Hudghton (Greens/EFA) - Mr President, it is regrettable that again today we are having this debate in the absence of a decision from the committee currently meeting in Brussels. It is also regrettable that this debate has taken such a hysterical tone in certain parts of Europe, fuelled by some of the London-based media in particular.

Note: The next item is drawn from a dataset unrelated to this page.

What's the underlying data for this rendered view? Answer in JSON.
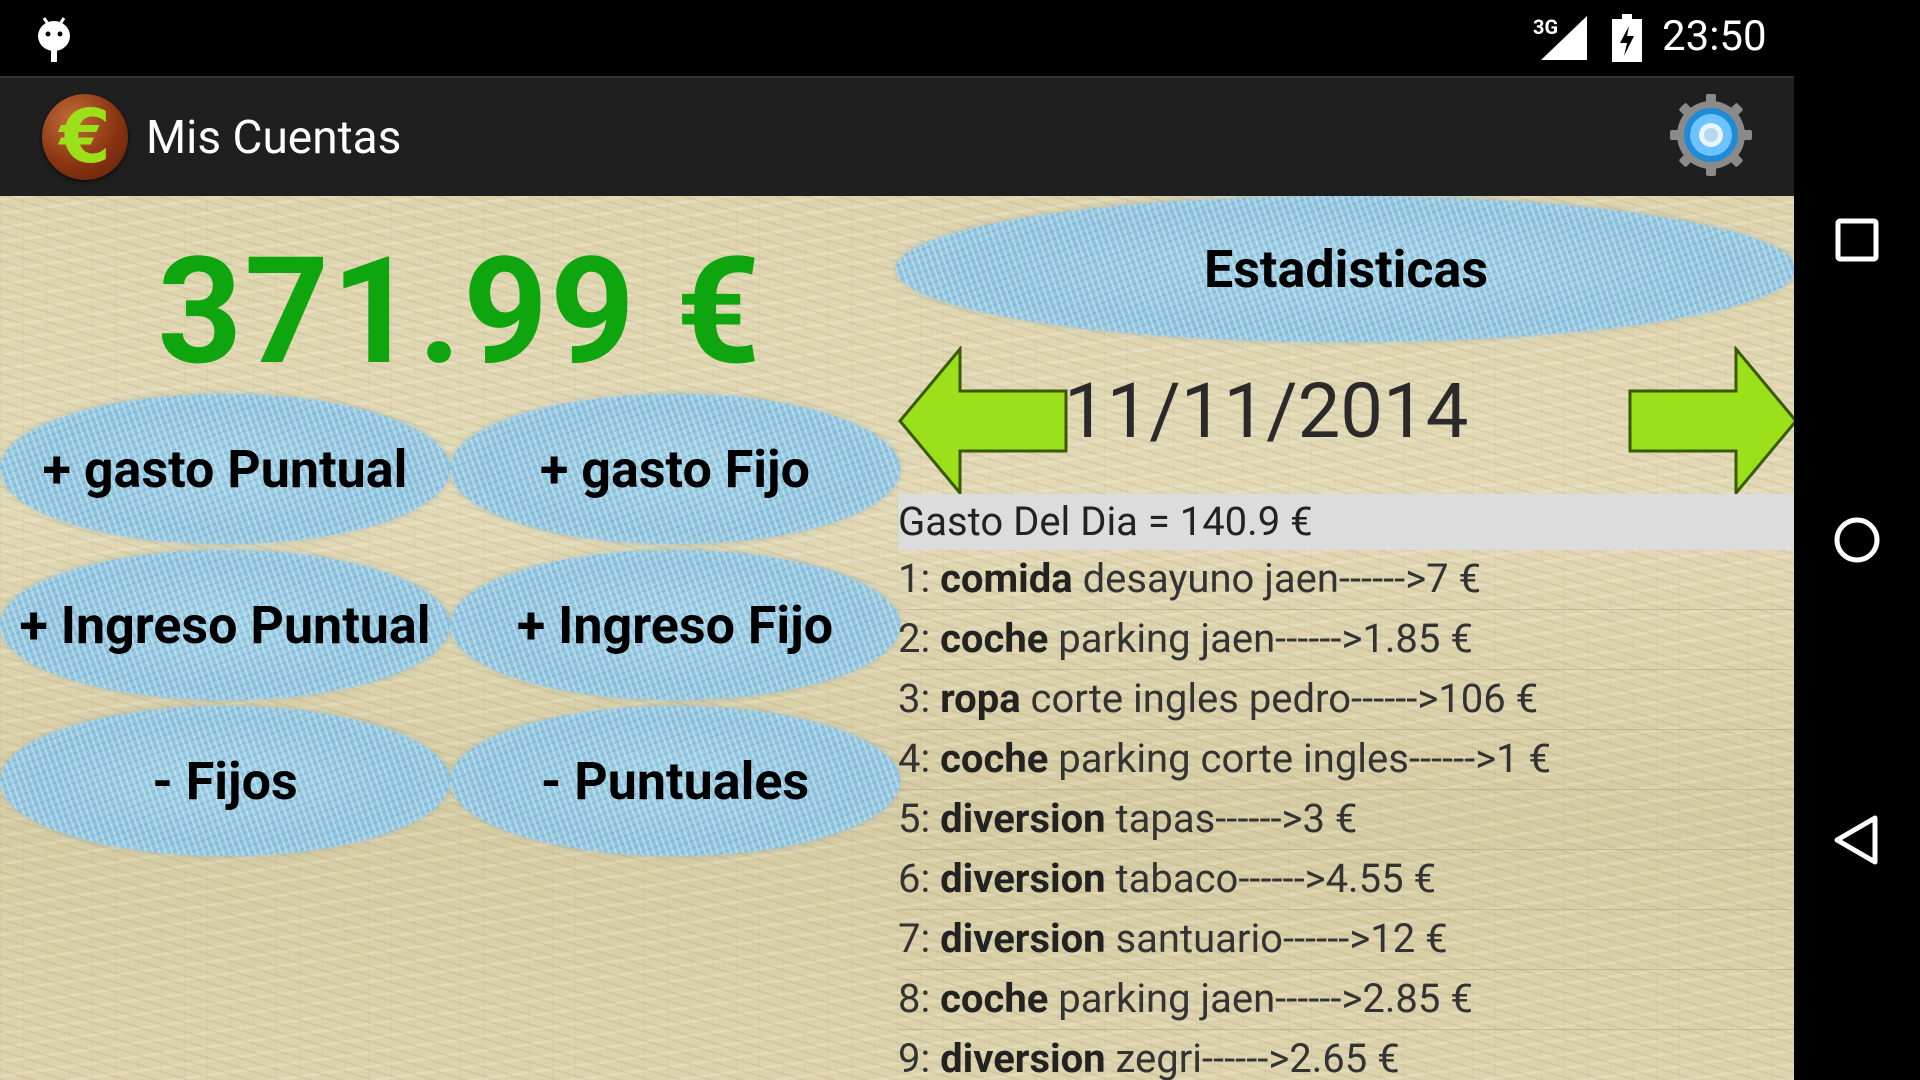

We would all agree that food safety and public health issues must be regarded as the highest political priorities throughout Europe, but British beef, as stated again today by Commissioner Fischler, has satisfied the public health objectives set by the European Union. I wonder whether the Commissioner, in his summing up, can state that every other Member State now meets equally high standards in beef production and slaughter. I also regret that this matter has been allowed to be portrayed as a battle between Britain and France, because it ought to be an issue between France and Europe. Here we have just ended a period of the most difficult conditions being set by the European Union on the British beef production industry, conditions which have been met, and therefore action to implement the lifting of the beef ban should be taken decisively by the Commission. My group colleague, Mr Graefe zu Baringdorf, referred once or twice in his speech to 'English' beef but of course the UK consists of four distinct countries and in Scotland, where I come, from the beef farmers are rightly entitled to feel badly treated because we did not have a significant BSE problem in the first place. These conditions set by Europe have been met and still we are not able to export. Our farmers rightly wonder what was the point of all of the pain they went through over the last few years in order to meet the high standards which have been set and which have been met. What would be the point of having more years of discussion and of setting up a European food standards agency if its recommendations were not to be implemented? The issue here is that if we are to have European standards then surely we must be entitled to expect that these standards are accepted by the participating Member States. Our consumers must be protected in relation to food safety, but consumers are also entitled and intelligent enough to make choices. I am quite convinced, as a resident of Angus in the heart of Scotland' s Aberdeen Angus beef production country, that consumers in France, as elsewhere, would choose Scottish beef if they were allowed to do so.